- Screams Like a Little Girl: Bulldog, on seeing what Mr. Simms really is.
- Sins of the Father: Played with. This is part of the reason the dolls go after Metzger, but it mainly seems to be motivated by him being an ungodly racist white supremacist who really deserves some form of comeuppance.
- Sleazy Politician: Duke Metzger is a smarmy racist politician and former KKK member who decided to move into an old plantation house that once belonged to one of his ancestors, a slaveholder who was responsible for massacring all his slaves at the end of the Civil War.
- Smug Snake: Newton and Strom.
- Spiritual Successor: To Tales from the Crypt and Vault of Horror, given its premise as a horror anthology where the Framing Device ends with the people listening to the stories learning that they're dead.
- Sympathetic Magic: Walter draws pictures of his enemies and then damages them. The individuals suffer similar damages.
- Taken for Granite: A variation when one of the cops who murdered a black politician is crucified and made part of a piece of graffiti, still screaming in agony.
- Trailers Always Spoil: The trailer reveals quite a few plot points, most noteworthy being the twist ending.
- You Are a Credit to Your Race: Crazy K's white supremacist inmate stated that black people like Crazy K will be spared and enjoyed the fact that his victims are African Americans.
- Your Approval Fills Me with Shame: Crazy K is a murderous drug dealer, but he's visibly disgusted when a white supremacist compliments him because Crazy K's victims happened to be black.

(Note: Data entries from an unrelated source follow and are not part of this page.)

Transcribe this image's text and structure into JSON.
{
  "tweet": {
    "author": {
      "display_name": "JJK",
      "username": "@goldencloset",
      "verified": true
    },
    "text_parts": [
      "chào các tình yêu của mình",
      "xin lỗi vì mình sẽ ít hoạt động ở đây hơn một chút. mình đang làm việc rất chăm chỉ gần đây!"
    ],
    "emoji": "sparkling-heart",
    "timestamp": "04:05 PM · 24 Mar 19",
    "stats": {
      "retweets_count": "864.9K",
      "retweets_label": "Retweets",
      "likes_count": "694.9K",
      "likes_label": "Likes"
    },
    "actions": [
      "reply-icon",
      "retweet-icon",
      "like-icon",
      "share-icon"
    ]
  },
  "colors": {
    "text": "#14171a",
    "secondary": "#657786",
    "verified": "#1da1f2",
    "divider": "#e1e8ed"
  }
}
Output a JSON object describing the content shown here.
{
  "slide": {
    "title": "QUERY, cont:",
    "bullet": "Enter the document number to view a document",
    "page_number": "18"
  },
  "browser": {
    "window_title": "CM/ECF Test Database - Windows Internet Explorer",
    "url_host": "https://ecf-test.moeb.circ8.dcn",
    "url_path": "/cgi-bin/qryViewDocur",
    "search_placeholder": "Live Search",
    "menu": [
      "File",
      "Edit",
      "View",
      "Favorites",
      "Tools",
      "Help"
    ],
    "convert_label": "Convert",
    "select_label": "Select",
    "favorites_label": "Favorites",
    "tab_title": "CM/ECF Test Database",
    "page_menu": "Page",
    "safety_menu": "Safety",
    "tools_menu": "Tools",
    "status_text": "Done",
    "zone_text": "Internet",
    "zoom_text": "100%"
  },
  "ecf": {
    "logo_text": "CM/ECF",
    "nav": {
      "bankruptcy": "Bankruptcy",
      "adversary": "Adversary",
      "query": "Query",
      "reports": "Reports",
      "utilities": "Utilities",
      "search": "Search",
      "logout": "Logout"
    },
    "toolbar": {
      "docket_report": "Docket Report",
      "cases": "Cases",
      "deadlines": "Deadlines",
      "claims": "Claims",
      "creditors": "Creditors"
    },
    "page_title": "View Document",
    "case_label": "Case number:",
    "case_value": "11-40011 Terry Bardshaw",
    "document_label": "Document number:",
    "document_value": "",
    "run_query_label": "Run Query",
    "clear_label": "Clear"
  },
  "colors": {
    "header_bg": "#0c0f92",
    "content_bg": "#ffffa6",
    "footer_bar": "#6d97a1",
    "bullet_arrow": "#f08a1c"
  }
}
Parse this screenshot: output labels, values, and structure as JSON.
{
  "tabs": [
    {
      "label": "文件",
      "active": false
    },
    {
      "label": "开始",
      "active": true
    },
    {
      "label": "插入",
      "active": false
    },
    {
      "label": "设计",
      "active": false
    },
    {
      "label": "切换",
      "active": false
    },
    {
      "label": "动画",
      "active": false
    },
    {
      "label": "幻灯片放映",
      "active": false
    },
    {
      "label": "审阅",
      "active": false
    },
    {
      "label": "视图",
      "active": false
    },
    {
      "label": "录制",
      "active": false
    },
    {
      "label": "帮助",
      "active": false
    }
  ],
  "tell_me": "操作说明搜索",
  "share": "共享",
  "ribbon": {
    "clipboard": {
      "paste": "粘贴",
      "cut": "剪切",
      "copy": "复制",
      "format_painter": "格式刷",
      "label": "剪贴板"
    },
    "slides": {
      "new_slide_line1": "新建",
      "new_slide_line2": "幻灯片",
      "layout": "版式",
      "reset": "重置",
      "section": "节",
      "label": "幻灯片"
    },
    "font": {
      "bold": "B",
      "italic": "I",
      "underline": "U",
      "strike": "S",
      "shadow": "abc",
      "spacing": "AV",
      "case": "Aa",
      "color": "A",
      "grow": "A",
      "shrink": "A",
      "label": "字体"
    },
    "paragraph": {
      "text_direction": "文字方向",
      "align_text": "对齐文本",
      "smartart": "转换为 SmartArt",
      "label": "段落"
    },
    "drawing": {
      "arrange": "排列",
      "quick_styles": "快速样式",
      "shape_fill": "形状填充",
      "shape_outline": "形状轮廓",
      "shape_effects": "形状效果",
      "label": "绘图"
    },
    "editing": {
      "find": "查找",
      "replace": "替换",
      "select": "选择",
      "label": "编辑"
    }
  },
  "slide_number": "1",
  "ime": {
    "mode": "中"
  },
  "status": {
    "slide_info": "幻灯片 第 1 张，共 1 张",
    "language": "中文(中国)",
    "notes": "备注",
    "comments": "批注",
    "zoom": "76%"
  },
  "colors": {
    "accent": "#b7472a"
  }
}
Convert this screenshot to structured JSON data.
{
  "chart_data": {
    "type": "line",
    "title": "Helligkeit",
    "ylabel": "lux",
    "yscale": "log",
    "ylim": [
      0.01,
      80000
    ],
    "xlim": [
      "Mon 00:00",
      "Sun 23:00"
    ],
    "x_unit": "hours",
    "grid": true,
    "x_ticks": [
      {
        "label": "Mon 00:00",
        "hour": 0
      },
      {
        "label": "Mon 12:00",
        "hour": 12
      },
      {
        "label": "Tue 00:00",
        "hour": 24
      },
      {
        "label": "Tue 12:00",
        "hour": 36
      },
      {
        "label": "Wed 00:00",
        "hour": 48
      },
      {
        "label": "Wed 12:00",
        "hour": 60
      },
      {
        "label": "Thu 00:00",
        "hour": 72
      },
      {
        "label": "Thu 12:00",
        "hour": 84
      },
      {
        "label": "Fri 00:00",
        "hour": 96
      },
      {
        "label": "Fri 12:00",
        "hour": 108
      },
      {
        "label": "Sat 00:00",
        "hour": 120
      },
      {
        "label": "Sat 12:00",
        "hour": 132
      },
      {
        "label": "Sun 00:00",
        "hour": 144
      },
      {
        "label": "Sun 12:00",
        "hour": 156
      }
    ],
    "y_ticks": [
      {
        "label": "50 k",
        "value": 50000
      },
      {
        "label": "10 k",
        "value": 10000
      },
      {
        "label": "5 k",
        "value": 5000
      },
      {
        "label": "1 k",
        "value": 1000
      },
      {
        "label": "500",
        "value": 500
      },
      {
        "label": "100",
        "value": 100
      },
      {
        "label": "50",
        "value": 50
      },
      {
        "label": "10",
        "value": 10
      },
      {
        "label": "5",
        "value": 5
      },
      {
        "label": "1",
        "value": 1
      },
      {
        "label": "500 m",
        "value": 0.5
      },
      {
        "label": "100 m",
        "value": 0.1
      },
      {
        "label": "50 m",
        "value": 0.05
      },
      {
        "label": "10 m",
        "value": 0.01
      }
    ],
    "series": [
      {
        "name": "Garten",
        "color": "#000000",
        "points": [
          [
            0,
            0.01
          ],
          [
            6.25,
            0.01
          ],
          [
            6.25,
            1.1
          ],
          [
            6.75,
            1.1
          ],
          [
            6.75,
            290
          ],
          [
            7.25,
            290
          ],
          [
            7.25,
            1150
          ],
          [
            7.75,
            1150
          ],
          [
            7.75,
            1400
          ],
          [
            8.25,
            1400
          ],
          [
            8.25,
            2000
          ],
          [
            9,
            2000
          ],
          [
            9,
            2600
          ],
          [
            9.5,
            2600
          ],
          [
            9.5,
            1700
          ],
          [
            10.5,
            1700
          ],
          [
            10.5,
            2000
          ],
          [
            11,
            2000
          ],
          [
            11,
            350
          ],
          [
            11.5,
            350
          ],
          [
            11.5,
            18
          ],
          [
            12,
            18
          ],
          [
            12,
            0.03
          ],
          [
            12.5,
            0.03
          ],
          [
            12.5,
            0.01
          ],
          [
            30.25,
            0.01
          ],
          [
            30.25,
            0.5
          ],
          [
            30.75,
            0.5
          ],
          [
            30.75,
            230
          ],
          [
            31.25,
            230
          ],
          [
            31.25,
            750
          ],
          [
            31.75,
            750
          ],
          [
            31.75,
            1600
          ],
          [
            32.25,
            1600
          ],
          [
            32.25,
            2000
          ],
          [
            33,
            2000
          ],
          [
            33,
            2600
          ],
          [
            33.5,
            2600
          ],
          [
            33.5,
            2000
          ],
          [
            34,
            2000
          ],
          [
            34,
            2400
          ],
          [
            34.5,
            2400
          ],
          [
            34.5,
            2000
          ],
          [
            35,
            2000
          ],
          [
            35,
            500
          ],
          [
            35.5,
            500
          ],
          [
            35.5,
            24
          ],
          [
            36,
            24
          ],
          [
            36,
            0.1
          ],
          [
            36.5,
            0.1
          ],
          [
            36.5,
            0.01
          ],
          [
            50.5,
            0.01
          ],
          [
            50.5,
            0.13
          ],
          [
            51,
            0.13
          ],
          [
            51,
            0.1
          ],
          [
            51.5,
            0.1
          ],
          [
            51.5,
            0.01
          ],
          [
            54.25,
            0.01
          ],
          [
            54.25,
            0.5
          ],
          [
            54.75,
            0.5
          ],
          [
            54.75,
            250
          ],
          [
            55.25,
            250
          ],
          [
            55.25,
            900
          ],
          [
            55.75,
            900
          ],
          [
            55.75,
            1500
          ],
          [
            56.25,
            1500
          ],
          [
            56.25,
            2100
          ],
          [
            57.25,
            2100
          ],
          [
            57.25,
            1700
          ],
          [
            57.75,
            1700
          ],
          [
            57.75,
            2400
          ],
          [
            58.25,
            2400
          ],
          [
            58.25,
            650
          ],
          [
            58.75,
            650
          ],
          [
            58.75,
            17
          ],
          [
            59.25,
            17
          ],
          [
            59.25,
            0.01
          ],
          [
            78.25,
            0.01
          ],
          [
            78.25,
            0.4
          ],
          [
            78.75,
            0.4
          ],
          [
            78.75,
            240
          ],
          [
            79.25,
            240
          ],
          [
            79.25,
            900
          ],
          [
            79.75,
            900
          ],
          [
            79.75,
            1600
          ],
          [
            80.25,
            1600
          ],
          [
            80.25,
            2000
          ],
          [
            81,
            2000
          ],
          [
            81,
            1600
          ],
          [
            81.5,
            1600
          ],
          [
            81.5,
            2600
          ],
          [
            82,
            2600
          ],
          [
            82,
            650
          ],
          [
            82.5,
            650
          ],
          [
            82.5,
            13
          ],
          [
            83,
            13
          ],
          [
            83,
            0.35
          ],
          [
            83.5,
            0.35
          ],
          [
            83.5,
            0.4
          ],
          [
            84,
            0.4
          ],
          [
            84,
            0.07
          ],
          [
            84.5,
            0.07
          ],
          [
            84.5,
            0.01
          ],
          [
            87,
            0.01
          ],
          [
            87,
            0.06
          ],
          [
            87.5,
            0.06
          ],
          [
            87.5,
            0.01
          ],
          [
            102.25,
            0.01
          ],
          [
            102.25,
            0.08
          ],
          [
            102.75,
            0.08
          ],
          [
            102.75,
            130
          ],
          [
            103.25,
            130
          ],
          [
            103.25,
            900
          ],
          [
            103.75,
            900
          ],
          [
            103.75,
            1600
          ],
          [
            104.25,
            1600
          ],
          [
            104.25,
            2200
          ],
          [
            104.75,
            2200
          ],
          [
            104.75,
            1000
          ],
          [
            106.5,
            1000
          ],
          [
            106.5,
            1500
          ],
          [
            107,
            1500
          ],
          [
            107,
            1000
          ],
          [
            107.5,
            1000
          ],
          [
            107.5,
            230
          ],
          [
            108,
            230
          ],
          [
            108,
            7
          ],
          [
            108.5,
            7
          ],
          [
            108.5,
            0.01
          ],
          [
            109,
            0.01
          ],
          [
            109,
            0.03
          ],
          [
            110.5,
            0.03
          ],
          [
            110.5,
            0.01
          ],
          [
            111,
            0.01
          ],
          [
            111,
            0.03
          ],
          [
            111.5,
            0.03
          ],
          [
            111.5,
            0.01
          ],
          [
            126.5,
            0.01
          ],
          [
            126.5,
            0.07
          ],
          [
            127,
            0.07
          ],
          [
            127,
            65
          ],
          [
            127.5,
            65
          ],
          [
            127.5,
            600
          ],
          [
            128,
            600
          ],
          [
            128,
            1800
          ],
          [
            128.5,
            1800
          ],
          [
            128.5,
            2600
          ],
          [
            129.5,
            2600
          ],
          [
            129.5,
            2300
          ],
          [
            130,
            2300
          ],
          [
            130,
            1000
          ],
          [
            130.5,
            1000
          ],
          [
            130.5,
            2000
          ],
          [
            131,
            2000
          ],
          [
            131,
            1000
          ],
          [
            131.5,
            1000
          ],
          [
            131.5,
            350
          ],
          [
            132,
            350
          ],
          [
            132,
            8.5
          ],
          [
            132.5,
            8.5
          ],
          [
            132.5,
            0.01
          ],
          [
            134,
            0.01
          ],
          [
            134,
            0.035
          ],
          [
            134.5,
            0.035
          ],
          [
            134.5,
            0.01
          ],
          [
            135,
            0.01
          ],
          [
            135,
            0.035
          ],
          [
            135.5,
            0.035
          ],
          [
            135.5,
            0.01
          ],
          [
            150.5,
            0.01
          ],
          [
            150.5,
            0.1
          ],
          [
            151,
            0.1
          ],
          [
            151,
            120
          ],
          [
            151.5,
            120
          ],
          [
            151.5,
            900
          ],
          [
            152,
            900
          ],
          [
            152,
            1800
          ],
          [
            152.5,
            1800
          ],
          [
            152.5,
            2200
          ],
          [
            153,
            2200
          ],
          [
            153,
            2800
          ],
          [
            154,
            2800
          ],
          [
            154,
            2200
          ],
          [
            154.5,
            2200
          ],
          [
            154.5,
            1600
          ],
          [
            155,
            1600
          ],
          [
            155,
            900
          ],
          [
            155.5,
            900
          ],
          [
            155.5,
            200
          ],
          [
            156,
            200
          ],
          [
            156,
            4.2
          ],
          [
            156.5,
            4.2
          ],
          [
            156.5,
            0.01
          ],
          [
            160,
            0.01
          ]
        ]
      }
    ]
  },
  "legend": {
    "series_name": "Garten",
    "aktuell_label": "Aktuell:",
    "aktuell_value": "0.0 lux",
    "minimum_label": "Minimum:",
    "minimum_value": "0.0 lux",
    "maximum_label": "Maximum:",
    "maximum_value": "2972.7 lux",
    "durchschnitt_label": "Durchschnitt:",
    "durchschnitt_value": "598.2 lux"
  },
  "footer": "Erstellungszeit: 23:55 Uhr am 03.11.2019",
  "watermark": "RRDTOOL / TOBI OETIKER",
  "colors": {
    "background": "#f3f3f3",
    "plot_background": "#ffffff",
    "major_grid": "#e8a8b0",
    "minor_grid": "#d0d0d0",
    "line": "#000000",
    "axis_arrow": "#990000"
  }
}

- Villain Protagonist:
- Duke Metzger, the central character of "KKK Comeuppance", is a sleazy politician and a white supremacist, so it's a given that he's not a good person.
- Crazy K is a murderous crook and the main character of "Hard-Core Convert".
- The gangstas Ball, Bulldog, and Stack could also qualify if thought as protagonists of the frame story.
- Welcome to Hell: Quite literally, it turns out.
- Wham Line: In a movie full of them, Mr. Simms drops the biggest one of all.Simms: After you killed Crazy K, a few of his boys... killed you. I guess you didn't make it.
- What the Hell, Hero?: Clarence, the only non-corrupt cop on the force was called out by Moorehouse's zombie.Clarence: Are you satisfied now, brother?
Moorehouse: (seizes Clarence by the throat) Where were you when I NEEDED you, "brother"?